Virtual art - the immersivist. Virtual Art Layers in a virtual artwork "All artists are prepared to suffer for their work, but why are so few prepared to learn to draw? " -Banksy Over the years I have thought about what it is that I feel defines virtual art. The questions I asked myself were what makes it unique over other mediums such as painting, sculpture or cinema? For a while now I have been a practicing artist in Toronto, Canada. I decided to try the online world of Second Life out of curiosity, after reading about it in the newspaper.
In 2D painting the viewer generally observes the work from a fixed point directly in front of the artwork, and they are able to interact or connect with it on a certain level. This work by Mattia Preti is a good example of how to create an eyepath, which is a term that generally refers to how your eye subconsciously moves around within the composition of a painting.
Your eye will be drawn to and follow contrasting colours such as white against black.

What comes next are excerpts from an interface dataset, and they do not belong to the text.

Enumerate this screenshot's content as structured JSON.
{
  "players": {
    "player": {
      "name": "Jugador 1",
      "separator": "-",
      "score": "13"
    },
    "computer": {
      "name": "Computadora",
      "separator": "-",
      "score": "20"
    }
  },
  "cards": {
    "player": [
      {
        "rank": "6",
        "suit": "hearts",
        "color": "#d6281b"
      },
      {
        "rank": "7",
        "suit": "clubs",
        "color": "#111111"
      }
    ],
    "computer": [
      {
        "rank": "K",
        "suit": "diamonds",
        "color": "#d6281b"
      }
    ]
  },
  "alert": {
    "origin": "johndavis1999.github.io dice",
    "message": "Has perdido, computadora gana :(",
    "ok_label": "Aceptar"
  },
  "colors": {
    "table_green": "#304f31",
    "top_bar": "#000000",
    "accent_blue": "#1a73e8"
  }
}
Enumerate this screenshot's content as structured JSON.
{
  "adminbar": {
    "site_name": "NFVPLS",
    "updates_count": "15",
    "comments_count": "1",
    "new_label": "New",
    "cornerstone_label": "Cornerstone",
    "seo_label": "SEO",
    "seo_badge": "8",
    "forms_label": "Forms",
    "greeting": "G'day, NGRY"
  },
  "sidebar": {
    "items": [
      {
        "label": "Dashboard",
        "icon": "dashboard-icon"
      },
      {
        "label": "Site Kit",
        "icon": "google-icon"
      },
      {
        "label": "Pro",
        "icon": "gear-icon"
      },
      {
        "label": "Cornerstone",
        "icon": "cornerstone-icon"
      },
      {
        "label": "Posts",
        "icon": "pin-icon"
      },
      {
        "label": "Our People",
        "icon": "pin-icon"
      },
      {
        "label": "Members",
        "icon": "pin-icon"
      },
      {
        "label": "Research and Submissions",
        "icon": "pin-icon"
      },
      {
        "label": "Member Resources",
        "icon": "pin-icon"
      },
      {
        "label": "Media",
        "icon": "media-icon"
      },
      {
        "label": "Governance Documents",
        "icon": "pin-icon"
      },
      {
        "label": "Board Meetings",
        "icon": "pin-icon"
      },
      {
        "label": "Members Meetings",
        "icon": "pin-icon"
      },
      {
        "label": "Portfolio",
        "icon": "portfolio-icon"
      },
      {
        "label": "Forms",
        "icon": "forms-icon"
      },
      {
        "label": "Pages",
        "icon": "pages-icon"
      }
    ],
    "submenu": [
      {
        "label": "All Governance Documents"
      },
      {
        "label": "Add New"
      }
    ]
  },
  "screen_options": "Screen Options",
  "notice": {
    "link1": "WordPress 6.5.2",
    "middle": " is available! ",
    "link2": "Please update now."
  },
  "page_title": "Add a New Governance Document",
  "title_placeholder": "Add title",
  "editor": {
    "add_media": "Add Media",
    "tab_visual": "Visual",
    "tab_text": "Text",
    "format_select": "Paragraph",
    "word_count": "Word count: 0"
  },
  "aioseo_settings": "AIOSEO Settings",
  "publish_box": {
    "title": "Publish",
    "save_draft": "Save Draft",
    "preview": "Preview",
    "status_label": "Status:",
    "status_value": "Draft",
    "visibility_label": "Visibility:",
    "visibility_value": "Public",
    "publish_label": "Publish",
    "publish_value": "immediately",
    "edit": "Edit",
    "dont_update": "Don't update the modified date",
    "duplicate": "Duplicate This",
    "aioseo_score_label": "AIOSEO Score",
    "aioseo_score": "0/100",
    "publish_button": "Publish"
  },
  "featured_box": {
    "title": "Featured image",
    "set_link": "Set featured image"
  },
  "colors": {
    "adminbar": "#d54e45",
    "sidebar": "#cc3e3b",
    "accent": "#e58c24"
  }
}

Suppose we now look at cinema. Graine Macbain's Musings on Art 'n' Stuff in Second Life. Death and Transfiguration. I hate to think of the loss of an important SL site as a death in the family.
Sometimes it feels like that. As with a beloved aunt or cousin who lives far away, perhaps we don’t visit as often as we should or would like to. But those people and places that hold strong memories for us become a painful loss when they are gone. And I feel guilty about not keeping better in touch. We get busy. In the last year or so we’ve seen the loss of friends and institutions that will all be sorely missed. More recently, we’ve seen the demise of the UTSA sims, which hosted so many amazing sim-wide art exhibitions including the amazing “Snowcrash” installation by Igor Ballyhoo and Rebeca Bashly – the last of a string of important activities from the UTSA sims run by Dr. And speaking of Igor, I didn’t know him, really. Both UTSA and CrossWorlds are closed due to the obscene cost of maintaining a sim. I just heard that Pop Art Display is closing due to lack of funding for the host sim.
Image via Wikipedia. Linden Endowment for the Arts. Ekphrasis: The Loveliness of the Virtual Art World. Revolt of the Mannequins by Silene Christensen.
Photo by PJ Trenton. The notorious British art dealer/patron Charles Saatchi wrote a piece for Saturday’s Guardian entitled The Hideousness of the Art World. Aside from the disturbing conclusion that I think I may have just become a fan of Saatchi (the man who launched Damien Hirst on the world; my love/hate affair with Hirst’s work is long-standing), I found the article to be revealing, by way of contrast, as to one of the reasons I am a fan of virtual art.
I miss writing about art in SL, the business of ‘first’ life has taken me away, I hope only temporarily. But Saatchi’s article has moved me to break my needful silence, and as well gave me an excuse to share some of my favourite selections from the UWA 3D Art Challenge finale, which I am privileged to judge (along with many others including our intrepid editor Saffia). Venustrap by claudia222 Jewel. Being an art buyer these days is comprehensively and indisputably vulgar. Like this: 1000+ Avatars. Selavy oh. Bluestocking. Honour's Post Menopausal View. Bryn Oh. ★ ШHΛT'S THIS ΛЯT ★